» **Task objective**
Each entry below is to be copied verbatim.

%%

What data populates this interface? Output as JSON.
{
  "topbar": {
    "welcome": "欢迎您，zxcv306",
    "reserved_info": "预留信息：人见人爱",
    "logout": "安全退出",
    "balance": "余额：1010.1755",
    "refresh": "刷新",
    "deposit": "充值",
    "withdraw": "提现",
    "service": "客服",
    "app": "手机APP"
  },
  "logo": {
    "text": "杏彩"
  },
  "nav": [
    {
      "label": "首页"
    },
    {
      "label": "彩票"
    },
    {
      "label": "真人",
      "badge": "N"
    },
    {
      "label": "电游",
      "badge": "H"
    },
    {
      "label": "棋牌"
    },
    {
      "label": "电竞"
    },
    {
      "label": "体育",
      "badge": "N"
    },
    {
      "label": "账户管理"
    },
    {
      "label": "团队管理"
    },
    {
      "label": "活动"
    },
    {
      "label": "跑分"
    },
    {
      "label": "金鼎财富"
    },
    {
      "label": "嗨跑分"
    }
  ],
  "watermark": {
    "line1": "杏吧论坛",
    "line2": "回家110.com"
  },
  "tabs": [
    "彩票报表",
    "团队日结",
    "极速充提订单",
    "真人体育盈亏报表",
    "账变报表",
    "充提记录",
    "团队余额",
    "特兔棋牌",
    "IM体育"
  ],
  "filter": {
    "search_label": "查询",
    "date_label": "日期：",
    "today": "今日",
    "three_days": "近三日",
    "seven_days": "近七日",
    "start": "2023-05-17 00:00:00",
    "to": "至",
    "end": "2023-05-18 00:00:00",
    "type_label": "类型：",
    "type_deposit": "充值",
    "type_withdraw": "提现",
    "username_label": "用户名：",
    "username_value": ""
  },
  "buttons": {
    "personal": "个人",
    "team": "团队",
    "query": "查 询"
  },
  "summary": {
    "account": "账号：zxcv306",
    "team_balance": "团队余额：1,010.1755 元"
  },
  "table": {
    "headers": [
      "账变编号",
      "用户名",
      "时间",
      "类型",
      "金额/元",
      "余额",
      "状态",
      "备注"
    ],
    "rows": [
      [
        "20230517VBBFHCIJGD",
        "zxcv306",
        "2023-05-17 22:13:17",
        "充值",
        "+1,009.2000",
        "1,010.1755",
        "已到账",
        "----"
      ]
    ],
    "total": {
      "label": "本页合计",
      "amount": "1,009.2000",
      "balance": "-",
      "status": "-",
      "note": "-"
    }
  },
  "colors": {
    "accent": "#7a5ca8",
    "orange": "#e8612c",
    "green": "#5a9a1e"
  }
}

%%

» **Result for this task**
What data populates this interface? Output as JSON.
{
  "topbar": {
    "welcome": "欢迎您，zxcv306",
    "reserved_info": "预留信息：人见人爱",
    "logout": "安全退出",
    "balance": "余额：1010.1755",
    "refresh": "刷新",
    "deposit": "充值",
    "withdraw": "提现",
    "service": "客服",
    "app": "手机APP"
  },
  "logo": {
    "text": "杏彩"
  },
  "nav": [
    {
      "label": "首页"
    },
    {
      "label": "彩票"
    },
    {
      "label": "真人",
      "badge": "N"
    },
    {
      "label": "电游",
      "badge": "H"
    },
    {
      "label": "棋牌"
    },
    {
      "label": "电竞"
    },
    {
      "label": "体育",
      "badge": "N"
    },
    {
      "label": "账户管理"
    },
    {
      "label": "团队管理"
    },
    {
      "label": "活动"
    },
    {
      "label": "跑分"
    },
    {
      "label": "金鼎财富"
    },
    {
      "label": "嗨跑分"
    }
  ],
  "watermark": {
    "line1": "杏吧论坛",
    "line2": "回家110.com"
  },
  "tabs": [
    "彩票报表",
    "团队日结",
    "极速充提订单",
    "真人体育盈亏报表",
    "账变报表",
    "充提记录",
    "团队余额",
    "特兔棋牌",
    "IM体育"
  ],
  "filter": {
    "search_label": "查询",
    "date_label": "日期：",
    "today": "今日",
    "three_days": "近三日",
    "seven_days": "近七日",
    "start": "2023-05-17 00:00:00",
    "to": "至",
    "end": "2023-05-18 00:00:00",
    "type_label": "类型：",
    "type_deposit": "充值",
    "type_withdraw": "提现",
    "username_label": "用户名：",
    "username_value": ""
  },
  "buttons": {
    "personal": "个人",
    "team": "团队",
    "query": "查 询"
  },
  "summary": {
    "account": "账号：zxcv306",
    "team_balance": "团队余额：1,010.1755 元"
  },
  "table": {
    "headers": [
      "账变编号",
      "用户名",
      "时间",
      "类型",
      "金额/元",
      "余额",
      "状态",
      "备注"
    ],
    "rows": [
      [
        "20230517VBBFHCIJGD",
        "zxcv306",
        "2023-05-17 22:13:17",
        "充值",
        "+1,009.2000",
        "1,010.1755",
        "已到账",
        "----"
      ]
    ],
    "total": {
      "label": "本页合计",
      "amount": "1,009.2000",
      "balance": "-",
      "status": "-",
      "note": "-"
    }
  },
  "colors": {
    "accent": "#7a5ca8",
    "orange": "#e8612c",
    "green": "#5a9a1e"
  }
}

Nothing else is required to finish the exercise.